[About this exercise] Look through the data below and show every line that includes "arrow".

Records from a collection:
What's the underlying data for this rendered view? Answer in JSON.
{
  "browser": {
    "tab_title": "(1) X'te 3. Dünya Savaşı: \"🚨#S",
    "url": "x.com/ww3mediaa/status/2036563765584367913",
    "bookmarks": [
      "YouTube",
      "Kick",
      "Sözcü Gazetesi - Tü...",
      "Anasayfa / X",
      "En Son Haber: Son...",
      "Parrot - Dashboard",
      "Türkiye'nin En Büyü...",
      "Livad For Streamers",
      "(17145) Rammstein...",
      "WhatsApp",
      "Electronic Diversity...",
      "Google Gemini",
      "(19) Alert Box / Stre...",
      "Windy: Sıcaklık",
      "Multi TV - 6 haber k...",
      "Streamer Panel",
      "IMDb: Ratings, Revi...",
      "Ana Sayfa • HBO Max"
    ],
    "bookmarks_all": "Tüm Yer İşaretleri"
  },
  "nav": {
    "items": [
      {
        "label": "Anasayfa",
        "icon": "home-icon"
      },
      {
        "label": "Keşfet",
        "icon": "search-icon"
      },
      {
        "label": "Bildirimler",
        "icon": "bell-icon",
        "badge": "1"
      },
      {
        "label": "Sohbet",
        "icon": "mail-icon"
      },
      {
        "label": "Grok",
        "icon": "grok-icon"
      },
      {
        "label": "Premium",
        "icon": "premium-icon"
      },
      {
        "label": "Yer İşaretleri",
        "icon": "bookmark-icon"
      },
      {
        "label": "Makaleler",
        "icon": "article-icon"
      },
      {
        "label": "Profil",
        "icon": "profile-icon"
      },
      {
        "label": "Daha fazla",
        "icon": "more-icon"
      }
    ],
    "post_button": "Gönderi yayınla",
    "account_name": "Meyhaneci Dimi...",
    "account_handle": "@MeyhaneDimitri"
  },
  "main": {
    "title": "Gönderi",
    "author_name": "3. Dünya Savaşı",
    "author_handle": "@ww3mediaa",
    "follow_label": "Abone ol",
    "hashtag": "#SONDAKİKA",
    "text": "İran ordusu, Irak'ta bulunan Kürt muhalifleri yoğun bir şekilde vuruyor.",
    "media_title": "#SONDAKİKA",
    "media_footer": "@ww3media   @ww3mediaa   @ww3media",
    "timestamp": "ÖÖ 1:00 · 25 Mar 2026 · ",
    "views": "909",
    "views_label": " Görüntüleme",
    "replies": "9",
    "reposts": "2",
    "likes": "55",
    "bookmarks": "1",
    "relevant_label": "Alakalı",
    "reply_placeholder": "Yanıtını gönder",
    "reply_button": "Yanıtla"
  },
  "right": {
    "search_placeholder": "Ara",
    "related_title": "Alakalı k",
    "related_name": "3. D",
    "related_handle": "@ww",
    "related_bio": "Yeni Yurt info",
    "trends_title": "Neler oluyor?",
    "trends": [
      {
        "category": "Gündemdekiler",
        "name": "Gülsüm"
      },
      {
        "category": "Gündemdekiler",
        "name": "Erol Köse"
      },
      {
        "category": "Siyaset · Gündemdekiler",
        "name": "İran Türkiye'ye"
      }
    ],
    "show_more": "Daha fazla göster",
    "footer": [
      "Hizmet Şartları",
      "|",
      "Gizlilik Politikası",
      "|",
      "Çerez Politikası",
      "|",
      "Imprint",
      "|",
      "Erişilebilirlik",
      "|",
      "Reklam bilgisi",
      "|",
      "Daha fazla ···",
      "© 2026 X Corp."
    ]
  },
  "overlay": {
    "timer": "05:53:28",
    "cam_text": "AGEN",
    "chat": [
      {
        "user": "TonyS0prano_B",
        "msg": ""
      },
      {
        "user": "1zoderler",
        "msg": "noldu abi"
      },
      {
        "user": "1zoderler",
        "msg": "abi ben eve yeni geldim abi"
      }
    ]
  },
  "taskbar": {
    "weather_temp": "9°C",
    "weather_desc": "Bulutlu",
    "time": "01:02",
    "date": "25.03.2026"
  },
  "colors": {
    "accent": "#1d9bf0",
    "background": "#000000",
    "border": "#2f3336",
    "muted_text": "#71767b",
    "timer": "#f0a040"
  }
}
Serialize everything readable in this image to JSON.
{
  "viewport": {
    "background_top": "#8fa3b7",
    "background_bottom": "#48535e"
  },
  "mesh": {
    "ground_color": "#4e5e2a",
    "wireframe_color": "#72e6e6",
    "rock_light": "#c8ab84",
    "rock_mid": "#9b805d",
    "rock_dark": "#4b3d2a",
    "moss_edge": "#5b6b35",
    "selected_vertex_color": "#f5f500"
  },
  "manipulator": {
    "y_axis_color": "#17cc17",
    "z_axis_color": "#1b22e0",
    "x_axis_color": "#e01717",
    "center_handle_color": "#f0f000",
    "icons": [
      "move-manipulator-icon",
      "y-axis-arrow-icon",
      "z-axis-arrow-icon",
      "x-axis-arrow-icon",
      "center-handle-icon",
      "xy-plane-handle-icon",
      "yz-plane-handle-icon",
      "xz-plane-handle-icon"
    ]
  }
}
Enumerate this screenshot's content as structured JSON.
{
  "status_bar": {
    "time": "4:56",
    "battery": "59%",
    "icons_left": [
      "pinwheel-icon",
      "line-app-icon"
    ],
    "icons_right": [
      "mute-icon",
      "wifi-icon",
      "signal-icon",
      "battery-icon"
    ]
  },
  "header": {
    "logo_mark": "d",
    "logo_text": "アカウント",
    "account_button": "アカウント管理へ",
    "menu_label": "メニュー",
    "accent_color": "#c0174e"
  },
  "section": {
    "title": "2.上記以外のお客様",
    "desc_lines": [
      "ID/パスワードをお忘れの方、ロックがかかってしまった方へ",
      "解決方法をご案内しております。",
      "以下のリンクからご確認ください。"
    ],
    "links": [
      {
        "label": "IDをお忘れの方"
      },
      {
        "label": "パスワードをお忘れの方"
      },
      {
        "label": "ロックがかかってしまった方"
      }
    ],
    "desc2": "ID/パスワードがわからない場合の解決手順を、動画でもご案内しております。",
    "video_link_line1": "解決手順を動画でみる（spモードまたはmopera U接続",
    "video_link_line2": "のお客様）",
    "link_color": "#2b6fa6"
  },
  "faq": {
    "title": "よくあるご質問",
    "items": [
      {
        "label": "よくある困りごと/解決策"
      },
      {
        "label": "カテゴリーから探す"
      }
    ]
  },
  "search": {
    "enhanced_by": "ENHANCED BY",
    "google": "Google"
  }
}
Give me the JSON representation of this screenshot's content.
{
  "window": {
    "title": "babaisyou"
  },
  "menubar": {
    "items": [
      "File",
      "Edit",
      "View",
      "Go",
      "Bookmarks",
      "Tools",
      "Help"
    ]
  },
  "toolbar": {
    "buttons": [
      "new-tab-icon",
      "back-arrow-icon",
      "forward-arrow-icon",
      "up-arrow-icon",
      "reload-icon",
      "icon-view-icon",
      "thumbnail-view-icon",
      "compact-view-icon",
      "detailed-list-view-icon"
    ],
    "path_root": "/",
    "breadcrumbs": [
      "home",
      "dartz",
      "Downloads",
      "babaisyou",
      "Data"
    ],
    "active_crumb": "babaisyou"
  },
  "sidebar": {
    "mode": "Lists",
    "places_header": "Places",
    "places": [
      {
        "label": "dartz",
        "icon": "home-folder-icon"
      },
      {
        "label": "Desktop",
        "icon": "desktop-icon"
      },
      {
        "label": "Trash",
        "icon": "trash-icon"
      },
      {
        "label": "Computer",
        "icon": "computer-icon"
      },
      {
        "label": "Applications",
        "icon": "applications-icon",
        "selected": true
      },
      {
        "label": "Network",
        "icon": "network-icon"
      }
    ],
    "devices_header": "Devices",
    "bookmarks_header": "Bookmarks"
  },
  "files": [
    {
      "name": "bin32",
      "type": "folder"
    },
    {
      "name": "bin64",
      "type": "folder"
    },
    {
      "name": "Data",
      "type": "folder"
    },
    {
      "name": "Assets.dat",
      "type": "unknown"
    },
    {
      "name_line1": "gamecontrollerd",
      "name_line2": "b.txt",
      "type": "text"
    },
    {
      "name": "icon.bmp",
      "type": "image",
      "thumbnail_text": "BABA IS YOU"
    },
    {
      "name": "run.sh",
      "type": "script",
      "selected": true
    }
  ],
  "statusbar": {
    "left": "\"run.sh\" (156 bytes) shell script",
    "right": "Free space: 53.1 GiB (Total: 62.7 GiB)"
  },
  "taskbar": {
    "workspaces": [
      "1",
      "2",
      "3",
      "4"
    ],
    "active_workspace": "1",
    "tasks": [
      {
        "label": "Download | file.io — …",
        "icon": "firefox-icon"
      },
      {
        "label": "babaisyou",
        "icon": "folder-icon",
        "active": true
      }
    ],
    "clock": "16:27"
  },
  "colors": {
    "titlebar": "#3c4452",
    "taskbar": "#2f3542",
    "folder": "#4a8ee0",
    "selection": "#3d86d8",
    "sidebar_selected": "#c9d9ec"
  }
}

[Expected answer]
      "y-axis-arrow-icon",
      "z-axis-arrow-icon",
      "x-axis-arrow-icon",
      "back-arrow-icon",
      "forward-arrow-icon",
      "up-arrow-icon",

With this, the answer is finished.